The Santa Barbara County Sheriff’s Department is proud to introduce the newest member of its team.
K-9 Krypto, a 14-month-old black Labrador, and his handler, custody deputy Ian Ur, have teamed up to track down illicit narcotics inside the Santa Barbara County Jail. (Santa Barbara County Sheriff’s Department photo)
K-9 Krypto, a 14-month-old, high-energy black Labrador, started his new assignment this week at the Santa Barbara County Jail. Krypto and his handler, four-year Santa Barbara County custody deputy Ian Ur are working together to locate illicit narcotics at the facility. The team was put into place to help reduce issues related to the sales, distribution, consumption and introduction of drugs into the jail.
The purchase of Krypto was made possible thanks to funding from the Santa Barbara County Sheriff’s Department’s Benevolent Posse’s Project Deputy Dog. The Sheriff’s Benevolent Posse (SBP) is a nonprofit public benefit corporation and is made up of non-law-enforcement volunteers throughout the county who donate their time and effort to assist the sheriff’s department fill its needs not funded by the constrained county budget.
The group saw a specific need to fund the K-9 program, which is a critical crime-fighting tool for the county. The SBP started the Project Deputy Dog campaign in early 2017. Purchasing a jail narcotics K-9 was the project’s first objective.
“Having a dedicated narcotics K-9 team is an efficient and effective way to help eliminate drugs from the facility, which as a result creates a safer environment for both inmates and staff as well reduces criminal activity both inside out outside the facility,” said Susan Pohls, a member of the SBP board of directors. “As a dog lover, this is an easy program to support.”
Krypto is trained to detect marijuana, cocaine, ecstasy, heroin and methamphetamine. He also is certified on building, car and open area searches. Krypto received his initial training at the Inglis Police Academy in Oxnard and showed a natural ability early on for detection work.
“His focus on hide and seek was amazing from the first time we threw his toy into a pile of laundry. He launched into it head first and came out with the toy in his mouth and a sock on his head. He was so proud,” trainer Daniel Inglis recalls. “I knew nothing would stop him from his goal.”
Krypto was born April 5, 2017, and was one of eight puppies in his litter. He was given the name Krypto, the name of Superman’s iconic dog, because of the drive and confidence he displayed as a puppy. The name also is fitting for his now handler, Ur, who grew up a Superman fan.
“Kryto is a super dog, so the name is perfect,” he said.
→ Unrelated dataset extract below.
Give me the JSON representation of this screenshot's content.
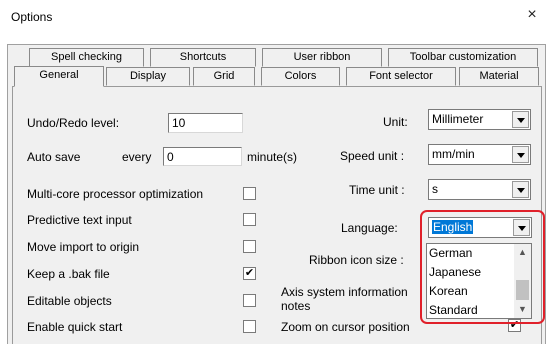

Ur said he is honored to have been selected as Krypto’s handler.
“Since I am very proactive when it comes to searching housing units and investigating my finds, I knew I would be the best person to partner with this dog,” he said.
Working in a jail is a unique environment, and Krypto so far is adjusting well.
“Krypto was brought into the jail for a trial run at the beginning of this year to see how he could manage the environment,” Ur said. “He loved it.”
Krypto already has shown great promise that he will be successful in his new career.
“He is so high energy and motivated to work,” Ur said. “I just hope I can keep up with him.”
Ur and Krypto also will work at the Northern Branch Jail when it opens in summer 2019.
The Project Deputy Dog program is well on its way to raising enough money for the sheriff’s department to purchase a fourth patrol K-9 but still needs to raise $30,000 of additional funding. The fourth patrol K-9 will ensure there are bomb- and narcotics-trained canine teams 24/7, 365 days a year countywide. In addition to the cost to purchase the dog, there are ongoing training expenses, supplies, equipment and funds that go toward replacing dogs who are near their service retirement.
Click here to support Project Deputy Dog or for more information.
— Kelly Hoover is a public information officer for the Santa Barbara County Sheriff’s Department.